━━ DATASET RECORDS ━━

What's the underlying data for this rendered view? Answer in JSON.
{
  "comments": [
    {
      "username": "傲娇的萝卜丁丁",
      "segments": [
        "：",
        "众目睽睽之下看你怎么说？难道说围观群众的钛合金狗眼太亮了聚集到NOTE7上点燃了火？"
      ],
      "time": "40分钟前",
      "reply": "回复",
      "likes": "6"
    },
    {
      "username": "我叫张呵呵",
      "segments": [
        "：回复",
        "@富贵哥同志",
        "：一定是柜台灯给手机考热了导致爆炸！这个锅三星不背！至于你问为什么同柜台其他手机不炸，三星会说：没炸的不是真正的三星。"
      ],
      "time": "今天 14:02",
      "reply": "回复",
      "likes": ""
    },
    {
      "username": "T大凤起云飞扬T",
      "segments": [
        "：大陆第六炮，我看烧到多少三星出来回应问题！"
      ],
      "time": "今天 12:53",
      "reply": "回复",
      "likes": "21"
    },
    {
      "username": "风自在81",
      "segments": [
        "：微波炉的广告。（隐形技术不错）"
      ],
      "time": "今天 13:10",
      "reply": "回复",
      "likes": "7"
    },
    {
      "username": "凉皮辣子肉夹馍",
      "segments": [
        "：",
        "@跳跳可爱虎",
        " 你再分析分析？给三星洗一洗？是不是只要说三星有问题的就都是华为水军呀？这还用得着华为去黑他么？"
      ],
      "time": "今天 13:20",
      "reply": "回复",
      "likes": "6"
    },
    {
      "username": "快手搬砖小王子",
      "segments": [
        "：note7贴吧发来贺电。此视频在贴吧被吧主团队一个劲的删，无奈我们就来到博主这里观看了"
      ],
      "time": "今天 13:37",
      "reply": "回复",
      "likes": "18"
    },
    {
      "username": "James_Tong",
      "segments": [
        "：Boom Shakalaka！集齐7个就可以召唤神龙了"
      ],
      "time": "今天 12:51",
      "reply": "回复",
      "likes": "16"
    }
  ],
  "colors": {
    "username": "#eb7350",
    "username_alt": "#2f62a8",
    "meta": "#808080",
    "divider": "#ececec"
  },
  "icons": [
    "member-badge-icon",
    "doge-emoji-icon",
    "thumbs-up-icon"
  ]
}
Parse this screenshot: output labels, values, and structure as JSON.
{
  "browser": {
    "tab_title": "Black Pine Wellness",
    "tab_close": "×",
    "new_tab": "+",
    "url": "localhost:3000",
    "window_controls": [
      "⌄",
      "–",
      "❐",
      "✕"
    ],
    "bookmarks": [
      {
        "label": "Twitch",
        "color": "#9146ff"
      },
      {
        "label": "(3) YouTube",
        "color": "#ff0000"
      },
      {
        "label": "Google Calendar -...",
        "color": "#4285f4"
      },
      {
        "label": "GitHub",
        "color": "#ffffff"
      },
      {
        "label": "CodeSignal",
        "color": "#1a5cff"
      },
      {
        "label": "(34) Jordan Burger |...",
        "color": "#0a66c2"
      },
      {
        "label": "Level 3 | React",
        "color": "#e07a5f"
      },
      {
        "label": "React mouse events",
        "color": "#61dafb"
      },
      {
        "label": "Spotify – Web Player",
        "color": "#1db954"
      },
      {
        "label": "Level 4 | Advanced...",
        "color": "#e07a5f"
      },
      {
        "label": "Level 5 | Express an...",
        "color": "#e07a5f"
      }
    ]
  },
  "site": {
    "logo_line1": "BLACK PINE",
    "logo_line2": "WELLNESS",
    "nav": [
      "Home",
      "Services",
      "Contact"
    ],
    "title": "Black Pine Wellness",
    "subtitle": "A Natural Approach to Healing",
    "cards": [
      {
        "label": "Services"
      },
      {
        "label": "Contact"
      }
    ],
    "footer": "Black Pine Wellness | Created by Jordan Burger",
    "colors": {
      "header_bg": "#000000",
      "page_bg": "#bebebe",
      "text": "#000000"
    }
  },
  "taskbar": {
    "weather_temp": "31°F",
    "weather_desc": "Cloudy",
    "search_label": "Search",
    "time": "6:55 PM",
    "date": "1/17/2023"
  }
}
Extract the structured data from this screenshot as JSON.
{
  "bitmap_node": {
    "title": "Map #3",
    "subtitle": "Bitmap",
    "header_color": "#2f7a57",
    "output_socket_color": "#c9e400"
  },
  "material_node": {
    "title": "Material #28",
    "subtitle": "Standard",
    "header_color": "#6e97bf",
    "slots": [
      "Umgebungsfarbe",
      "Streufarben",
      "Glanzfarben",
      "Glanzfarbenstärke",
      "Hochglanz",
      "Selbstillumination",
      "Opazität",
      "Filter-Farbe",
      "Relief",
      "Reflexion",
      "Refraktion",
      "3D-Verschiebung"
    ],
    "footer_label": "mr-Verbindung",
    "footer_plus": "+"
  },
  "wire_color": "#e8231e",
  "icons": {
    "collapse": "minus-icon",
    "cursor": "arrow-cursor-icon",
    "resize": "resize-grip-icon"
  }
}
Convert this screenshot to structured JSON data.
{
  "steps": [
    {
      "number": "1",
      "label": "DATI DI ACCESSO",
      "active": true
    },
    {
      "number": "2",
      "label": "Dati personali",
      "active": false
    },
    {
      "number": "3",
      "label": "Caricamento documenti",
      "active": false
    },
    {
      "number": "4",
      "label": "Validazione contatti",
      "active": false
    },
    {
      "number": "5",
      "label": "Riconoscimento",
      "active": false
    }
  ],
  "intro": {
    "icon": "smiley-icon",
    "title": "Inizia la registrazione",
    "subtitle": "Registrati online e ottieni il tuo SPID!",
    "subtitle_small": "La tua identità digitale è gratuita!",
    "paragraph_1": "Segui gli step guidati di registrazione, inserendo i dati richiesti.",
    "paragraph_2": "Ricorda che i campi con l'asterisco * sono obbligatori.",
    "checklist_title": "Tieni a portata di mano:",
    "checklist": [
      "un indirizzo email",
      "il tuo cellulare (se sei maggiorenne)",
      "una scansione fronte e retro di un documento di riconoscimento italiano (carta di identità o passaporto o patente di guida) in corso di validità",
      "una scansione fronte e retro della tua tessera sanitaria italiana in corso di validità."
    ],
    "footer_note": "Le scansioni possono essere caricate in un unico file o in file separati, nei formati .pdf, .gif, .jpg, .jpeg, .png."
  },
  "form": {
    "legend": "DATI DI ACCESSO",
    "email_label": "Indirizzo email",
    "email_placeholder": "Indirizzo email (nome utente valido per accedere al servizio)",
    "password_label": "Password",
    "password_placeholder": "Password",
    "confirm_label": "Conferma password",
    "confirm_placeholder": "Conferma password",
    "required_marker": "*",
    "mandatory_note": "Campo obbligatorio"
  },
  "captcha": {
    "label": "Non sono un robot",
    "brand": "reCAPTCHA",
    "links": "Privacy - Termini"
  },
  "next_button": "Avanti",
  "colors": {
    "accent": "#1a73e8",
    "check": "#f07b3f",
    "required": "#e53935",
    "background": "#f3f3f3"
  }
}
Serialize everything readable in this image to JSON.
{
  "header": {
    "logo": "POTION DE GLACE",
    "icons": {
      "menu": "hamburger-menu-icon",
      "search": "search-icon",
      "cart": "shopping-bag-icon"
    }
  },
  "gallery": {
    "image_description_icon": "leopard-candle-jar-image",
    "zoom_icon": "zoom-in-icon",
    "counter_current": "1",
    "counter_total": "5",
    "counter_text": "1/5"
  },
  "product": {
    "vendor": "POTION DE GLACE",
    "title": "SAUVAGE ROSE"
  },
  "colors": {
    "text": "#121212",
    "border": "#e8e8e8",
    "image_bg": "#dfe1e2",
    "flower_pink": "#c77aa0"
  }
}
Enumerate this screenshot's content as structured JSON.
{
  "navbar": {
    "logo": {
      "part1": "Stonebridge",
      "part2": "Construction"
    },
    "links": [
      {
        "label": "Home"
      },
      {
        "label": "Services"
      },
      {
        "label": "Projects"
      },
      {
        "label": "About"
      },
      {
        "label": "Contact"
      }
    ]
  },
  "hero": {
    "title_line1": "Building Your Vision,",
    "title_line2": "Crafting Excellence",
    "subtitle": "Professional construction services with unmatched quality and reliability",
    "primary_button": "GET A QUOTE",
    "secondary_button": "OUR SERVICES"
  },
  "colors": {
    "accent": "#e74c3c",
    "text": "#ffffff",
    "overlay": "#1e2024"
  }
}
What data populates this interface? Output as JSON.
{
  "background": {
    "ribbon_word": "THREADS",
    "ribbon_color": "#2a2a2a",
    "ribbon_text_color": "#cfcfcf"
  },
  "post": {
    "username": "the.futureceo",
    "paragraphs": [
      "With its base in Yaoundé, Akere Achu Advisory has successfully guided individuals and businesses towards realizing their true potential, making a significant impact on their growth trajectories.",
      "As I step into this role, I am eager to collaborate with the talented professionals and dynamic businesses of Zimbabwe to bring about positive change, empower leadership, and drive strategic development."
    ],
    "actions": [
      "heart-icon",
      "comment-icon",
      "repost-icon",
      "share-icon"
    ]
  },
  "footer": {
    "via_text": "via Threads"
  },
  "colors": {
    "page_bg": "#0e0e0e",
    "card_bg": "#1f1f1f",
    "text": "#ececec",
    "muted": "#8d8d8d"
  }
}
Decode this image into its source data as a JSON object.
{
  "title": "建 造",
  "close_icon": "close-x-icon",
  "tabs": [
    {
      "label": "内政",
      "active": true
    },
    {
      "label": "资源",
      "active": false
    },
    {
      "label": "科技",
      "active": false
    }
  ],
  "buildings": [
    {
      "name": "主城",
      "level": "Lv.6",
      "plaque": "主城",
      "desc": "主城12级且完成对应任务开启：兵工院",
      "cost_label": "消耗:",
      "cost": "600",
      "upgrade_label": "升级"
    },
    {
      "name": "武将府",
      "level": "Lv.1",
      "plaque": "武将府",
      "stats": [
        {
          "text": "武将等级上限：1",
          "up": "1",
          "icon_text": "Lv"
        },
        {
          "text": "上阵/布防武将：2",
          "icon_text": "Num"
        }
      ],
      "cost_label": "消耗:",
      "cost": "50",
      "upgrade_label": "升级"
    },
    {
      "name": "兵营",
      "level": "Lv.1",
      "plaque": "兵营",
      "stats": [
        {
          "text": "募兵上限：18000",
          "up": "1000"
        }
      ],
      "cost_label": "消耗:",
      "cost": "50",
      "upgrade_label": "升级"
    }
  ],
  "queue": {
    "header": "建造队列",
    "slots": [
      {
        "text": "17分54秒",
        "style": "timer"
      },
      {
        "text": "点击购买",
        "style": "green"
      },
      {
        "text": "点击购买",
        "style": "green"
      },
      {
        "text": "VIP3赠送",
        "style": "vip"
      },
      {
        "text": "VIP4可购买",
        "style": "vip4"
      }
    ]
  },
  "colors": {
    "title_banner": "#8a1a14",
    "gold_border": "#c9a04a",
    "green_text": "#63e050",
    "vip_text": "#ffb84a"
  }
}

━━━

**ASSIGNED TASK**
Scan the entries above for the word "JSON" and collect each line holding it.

**OUTPUT FOR THIS EXERCISE**
What's the underlying data for this rendered view? Answer in JSON.
Parse this screenshot: output labels, values, and structure as JSON.
Extract the structured data from this screenshot as JSON.
Convert this screenshot to structured JSON data.
Serialize everything readable in this image to JSON.
Enumerate this screenshot's content as structured JSON.
What data populates this interface? Output as JSON.
Decode this image into its source data as a JSON object.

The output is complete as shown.